_PROBLEM STATEMENT_:
Your answer should consist of each line below that includes the word "label".

INPUT DATA below:

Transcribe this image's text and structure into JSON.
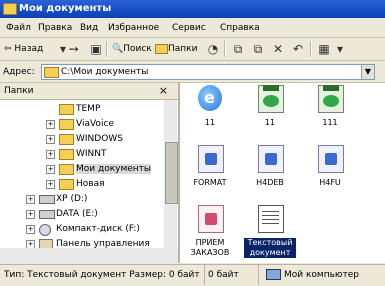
{
  "window": {
    "title": "Мои документы"
  },
  "menu": [
    "Файл",
    "Правка",
    "Вид",
    "Избранное",
    "Сервис",
    "Справка"
  ],
  "toolbar": {
    "back": "Назад",
    "search": "Поиск",
    "folders": "Папки"
  },
  "address": {
    "label": "Адрес:",
    "value": "C:\\Мои документы"
  },
  "folders_pane": {
    "title": "Папки",
    "tree": [
      {
        "label": "TEMP"
      },
      {
        "label": "ViaVoice"
      },
      {
        "label": "WINDOWS"
      },
      {
        "label": "WINNT"
      },
      {
        "label": "Мои документы",
        "selected": true
      },
      {
        "label": "Новая"
      },
      {
        "label": "XP (D:)"
      },
      {
        "label": "DATA (E:)"
      },
      {
        "label": "Компакт-диск (F:)"
      },
      {
        "label": "Панель управления"
      }
    ]
  },
  "files": [
    {
      "name": "11",
      "icon": "ie-icon"
    },
    {
      "name": "11",
      "icon": "jpg-icon"
    },
    {
      "name": "111",
      "icon": "jpg-icon"
    },
    {
      "name": "FORMAT",
      "icon": "doc-icon"
    },
    {
      "name": "H4DEB",
      "icon": "doc-icon"
    },
    {
      "name": "H4FU",
      "icon": "doc-icon"
    },
    {
      "name": "ПРИЕМ ЗАКАЗОВ",
      "icon": "order-icon"
    },
    {
      "name": "Текстовый документ",
      "icon": "text-doc-icon",
      "selected": true
    }
  ],
  "status": {
    "type": "Тип: Текстовый документ Размер: 0 байт",
    "size": "0 байт",
    "location": "Мой компьютер"
  }
}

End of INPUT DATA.

_WRITTEN ANSWER_:
    "label": "Адрес:",
        "label": "TEMP"
        "label": "ViaVoice"
        "label": "WINDOWS"
        "label": "WINNT"
        "label": "Мои документы",
        "label": "Новая"
        "label": "XP (D:)"
        "label": "DATA (E:)"
        "label": "Компакт-диск (F:)"
        "label": "Панель управления"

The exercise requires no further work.